Work required: Read through the listing below, and copy every line where the string "serious" appears.

Dataset records:
* * * * *

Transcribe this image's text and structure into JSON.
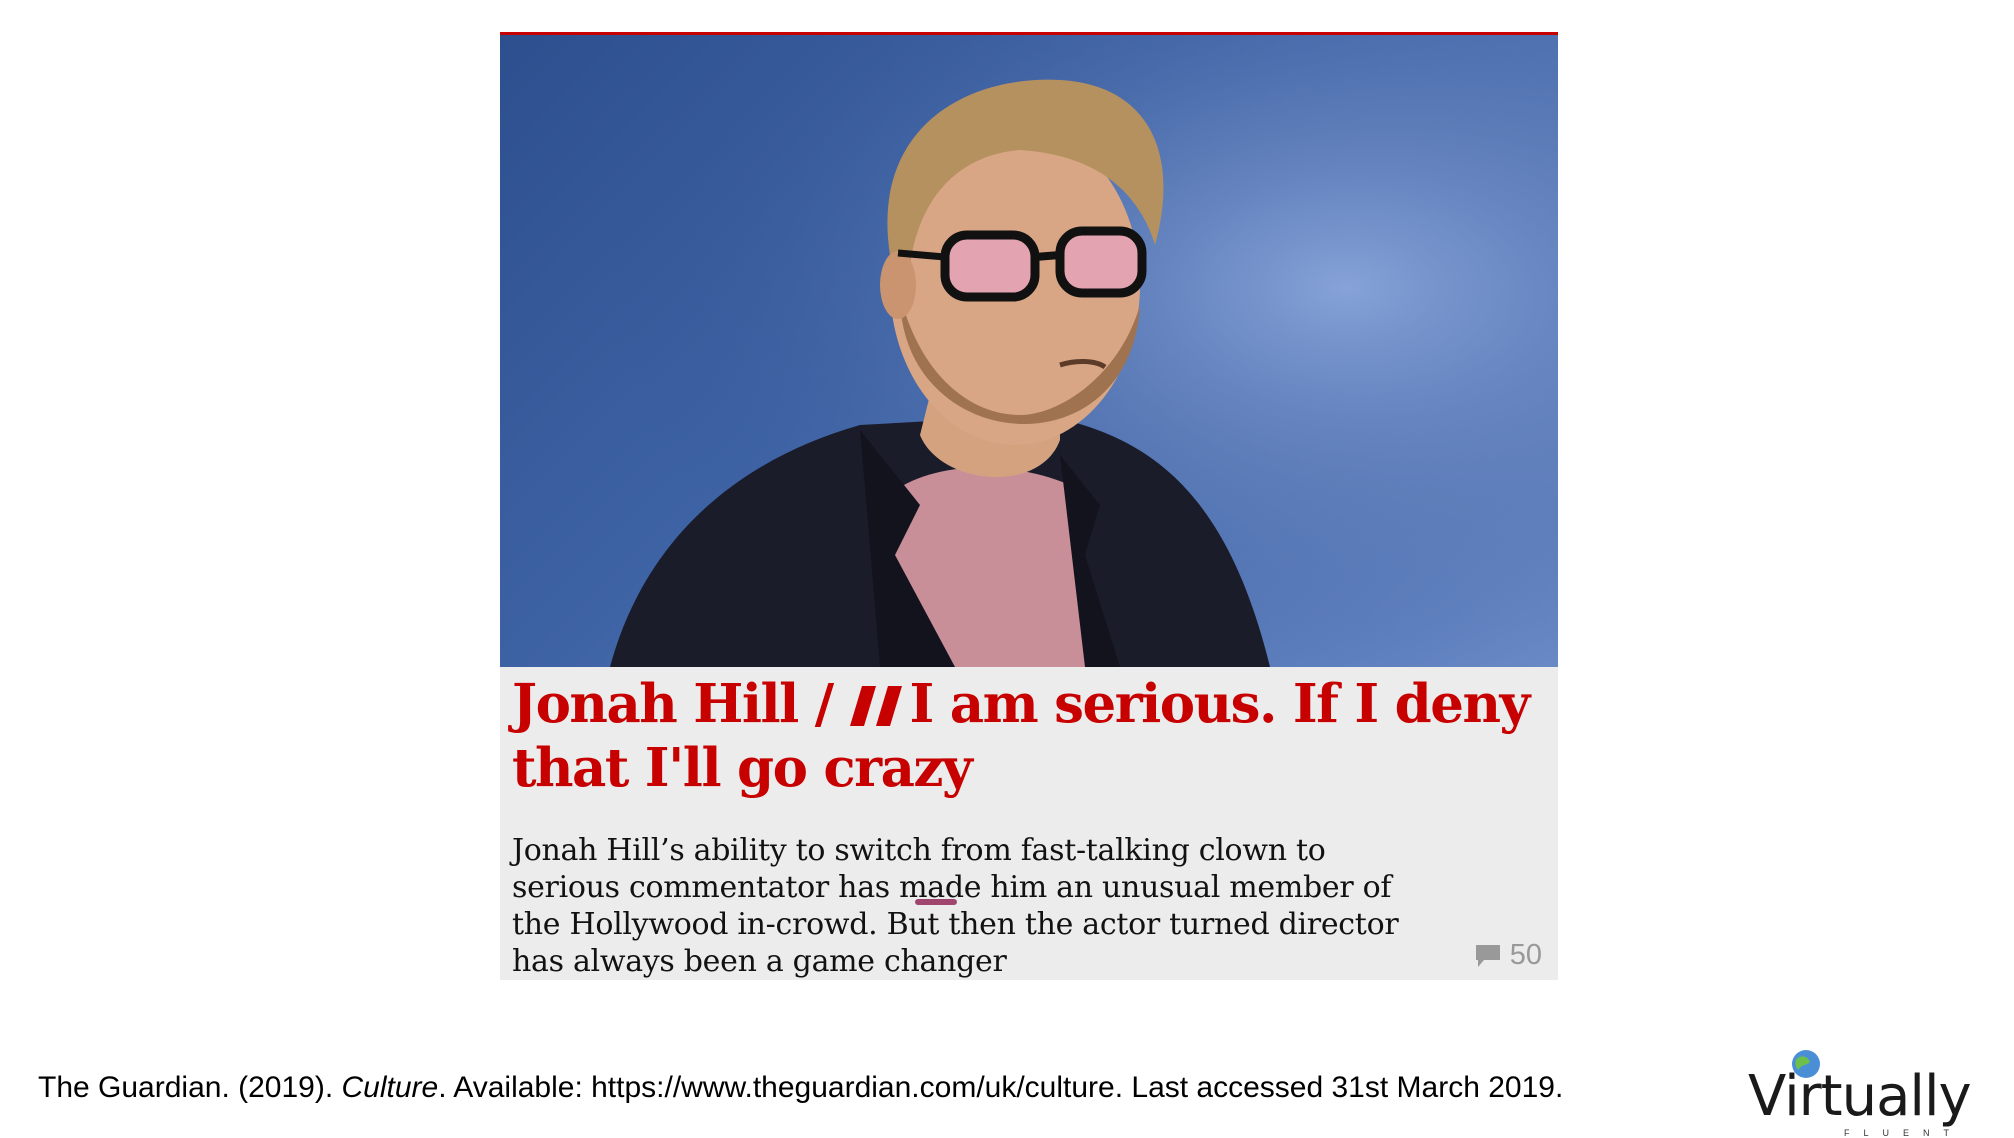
{
  "article": {
    "photo_alt": "Jonah Hill",
    "kicker": "Jonah Hill /",
    "headline": "I am serious. If I deny that I'll go crazy",
    "standfirst_parts": [
      "Jonah Hill’s ability to switch from fast-talking clown to serious commentator has made him ",
      "an",
      " unusual member of the Hollywood in-crowd. But then the actor turned director has always been ",
      "a",
      " game changer"
    ],
    "comment_count": "50",
    "accent_color": "#c70000",
    "underline_color": "#a0466e"
  },
  "citation": {
    "before": "The Guardian. (2019). ",
    "italic": "Culture",
    "after": ". Available: https://www.theguardian.com/uk/culture.  Last accessed 31st March 2019."
  },
  "logo": {
    "word": "Virtually",
    "sub": "FLUENT"
  }
}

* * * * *

Solution to the exercise:
    "headline": "I am serious. If I deny that I'll go crazy",
      "Jonah Hill’s ability to switch from fast-talking clown to serious commentator has made him ",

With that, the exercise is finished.